Component data from apps and pages
*****

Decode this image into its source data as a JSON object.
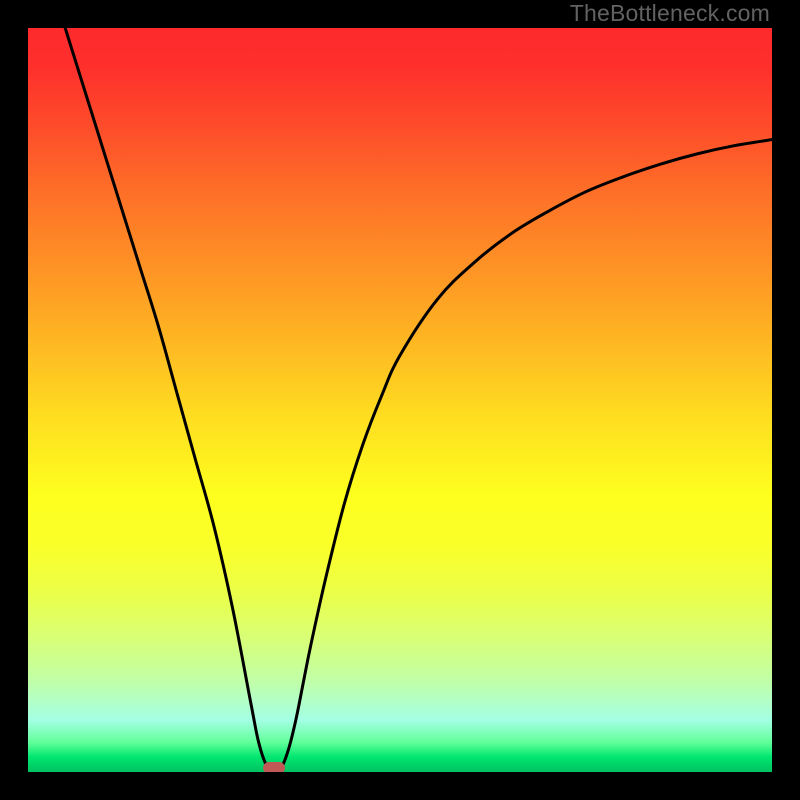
{
  "watermark": "TheBottleneck.com",
  "chart_data": {
    "type": "line",
    "title": "",
    "xlabel": "",
    "ylabel": "",
    "xlim": [
      0,
      100
    ],
    "ylim": [
      0,
      100
    ],
    "series": [
      {
        "name": "curve",
        "x": [
          5,
          7.5,
          10,
          12.5,
          15,
          17.5,
          20,
          22.5,
          25,
          27.5,
          30,
          31,
          32,
          33,
          34,
          35,
          36,
          37,
          38,
          40,
          42.5,
          45,
          47.5,
          50,
          55,
          60,
          65,
          70,
          75,
          80,
          85,
          90,
          95,
          100
        ],
        "values": [
          100,
          92,
          84,
          76,
          68,
          60,
          51,
          42,
          33,
          22,
          9,
          4,
          1,
          0,
          0.5,
          3,
          7,
          12,
          17,
          26,
          36,
          44,
          50.5,
          56,
          63.5,
          68.5,
          72.4,
          75.4,
          78,
          80,
          81.7,
          83.1,
          84.2,
          85
        ]
      }
    ],
    "marker": {
      "x": 33,
      "y": 0,
      "color": "#c05955"
    }
  }
}
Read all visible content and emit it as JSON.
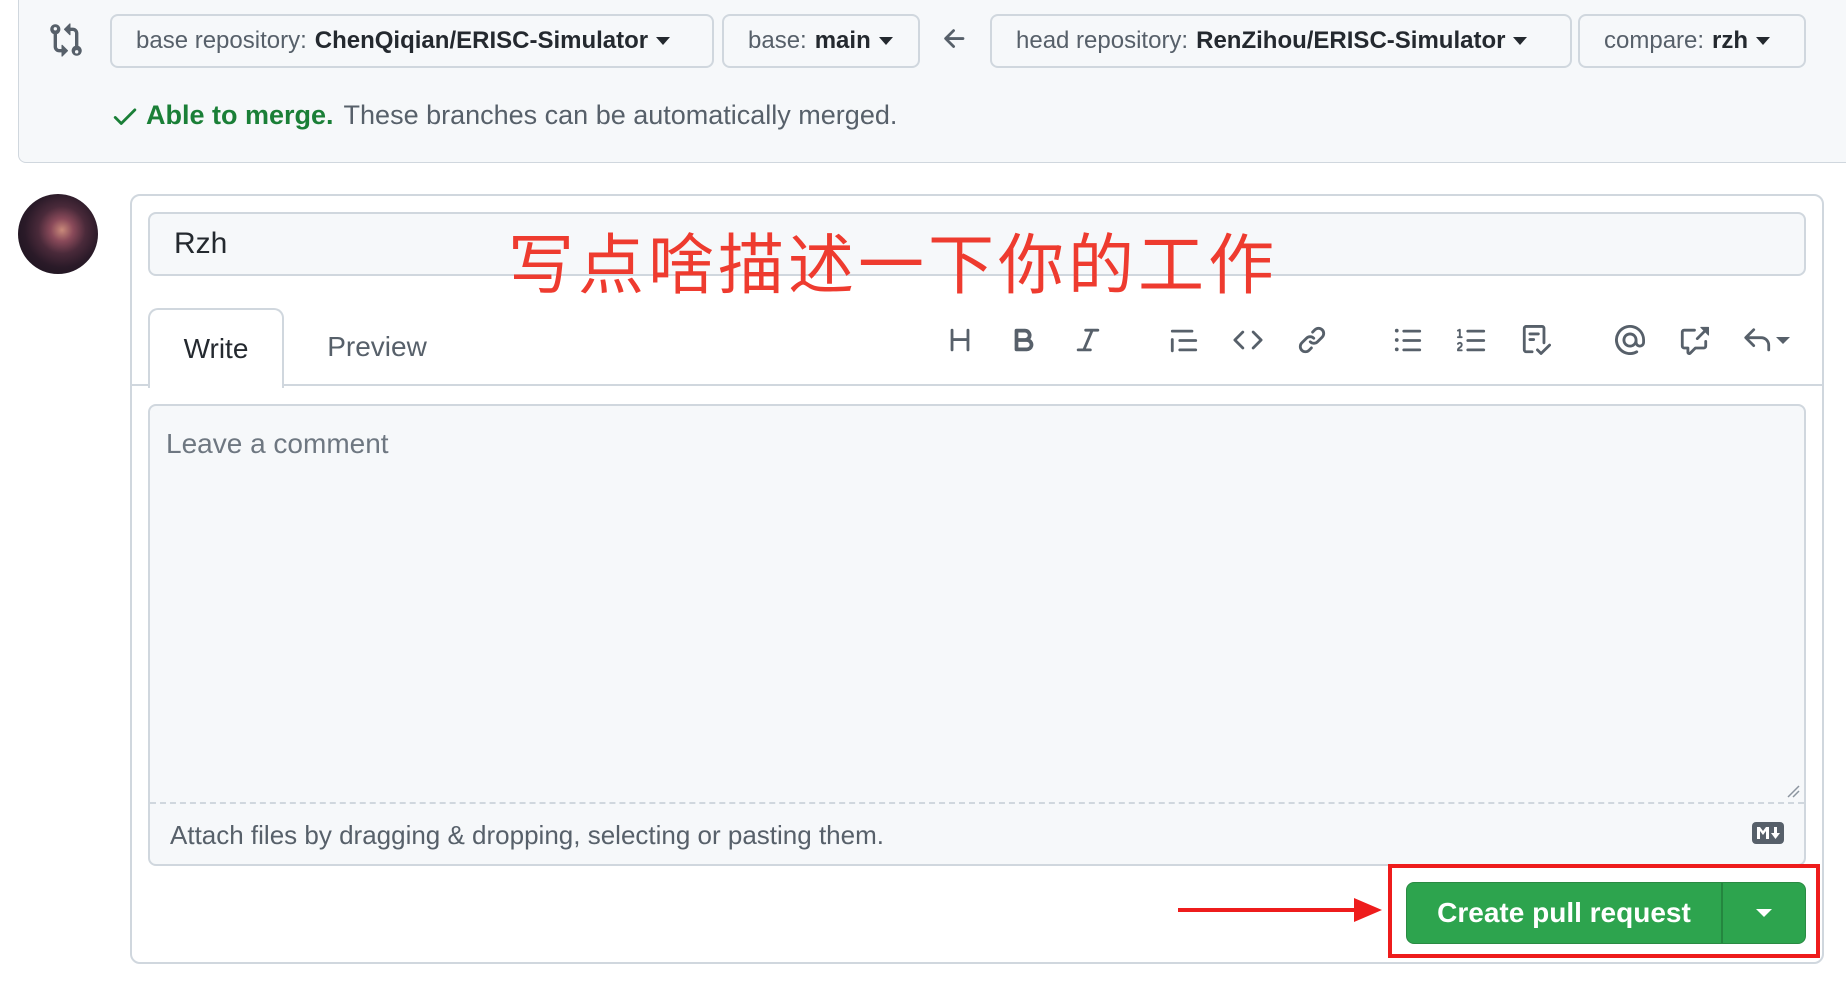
{
  "compare": {
    "base_repo_label": "base repository:",
    "base_repo_value": "ChenQiqian/ERISC-Simulator",
    "base_label": "base:",
    "base_value": "main",
    "head_repo_label": "head repository:",
    "head_repo_value": "RenZihou/ERISC-Simulator",
    "compare_label": "compare:",
    "compare_value": "rzh"
  },
  "merge_status": {
    "ok_text": "Able to merge.",
    "detail": "These branches can be automatically merged."
  },
  "form": {
    "title_value": "Rzh",
    "annotation": "写点啥描述一下你的工作",
    "tabs": [
      {
        "label": "Write"
      },
      {
        "label": "Preview"
      }
    ],
    "toolbar": [
      "heading-icon",
      "bold-icon",
      "italic-icon",
      "quote-icon",
      "code-icon",
      "link-icon",
      "unordered-list-icon",
      "ordered-list-icon",
      "task-list-icon",
      "mention-icon",
      "cross-reference-icon",
      "reply-icon"
    ],
    "comment_placeholder": "Leave a comment",
    "attach_text": "Attach files by dragging & dropping, selecting or pasting them.",
    "submit_label": "Create pull request"
  },
  "colors": {
    "accent_green": "#2da44e",
    "annotation_red": "#ee3b2f",
    "highlight_red": "#ee1c1c"
  }
}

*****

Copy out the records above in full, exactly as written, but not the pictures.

Decode this image into its source data as a JSON object.
{
  "watermark": "TheBottleneck.com",
  "chart_data": {
    "type": "line",
    "title": "",
    "xlabel": "",
    "ylabel": "",
    "xlim": [
      0,
      100
    ],
    "ylim": [
      0,
      100
    ],
    "series": [
      {
        "name": "curve",
        "x": [
          5,
          7.5,
          10,
          12.5,
          15,
          17.5,
          20,
          22.5,
          25,
          27.5,
          30,
          31,
          32,
          33,
          34,
          35,
          36,
          37,
          38,
          40,
          42.5,
          45,
          47.5,
          50,
          55,
          60,
          65,
          70,
          75,
          80,
          85,
          90,
          95,
          100
        ],
        "values": [
          100,
          92,
          84,
          76,
          68,
          60,
          51,
          42,
          33,
          22,
          9,
          4,
          1,
          0,
          0.5,
          3,
          7,
          12,
          17,
          26,
          36,
          44,
          50.5,
          56,
          63.5,
          68.5,
          72.4,
          75.4,
          78,
          80,
          81.7,
          83.1,
          84.2,
          85
        ]
      }
    ],
    "marker": {
      "x": 33,
      "y": 0,
      "color": "#c05955"
    }
  }
}
Read all visible content and emit it as JSON.
{
  "compare": {
    "base_repo_label": "base repository:",
    "base_repo_value": "ChenQiqian/ERISC-Simulator",
    "base_label": "base:",
    "base_value": "main",
    "head_repo_label": "head repository:",
    "head_repo_value": "RenZihou/ERISC-Simulator",
    "compare_label": "compare:",
    "compare_value": "rzh"
  },
  "merge_status": {
    "ok_text": "Able to merge.",
    "detail": "These branches can be automatically merged."
  },
  "form": {
    "title_value": "Rzh",
    "annotation": "写点啥描述一下你的工作",
    "tabs": [
      {
        "label": "Write"
      },
      {
        "label": "Preview"
      }
    ],
    "toolbar": [
      "heading-icon",
      "bold-icon",
      "italic-icon",
      "quote-icon",
      "code-icon",
      "link-icon",
      "unordered-list-icon",
      "ordered-list-icon",
      "task-list-icon",
      "mention-icon",
      "cross-reference-icon",
      "reply-icon"
    ],
    "comment_placeholder": "Leave a comment",
    "attach_text": "Attach files by dragging & dropping, selecting or pasting them.",
    "submit_label": "Create pull request"
  },
  "colors": {
    "accent_green": "#2da44e",
    "annotation_red": "#ee3b2f",
    "highlight_red": "#ee1c1c"
  }
}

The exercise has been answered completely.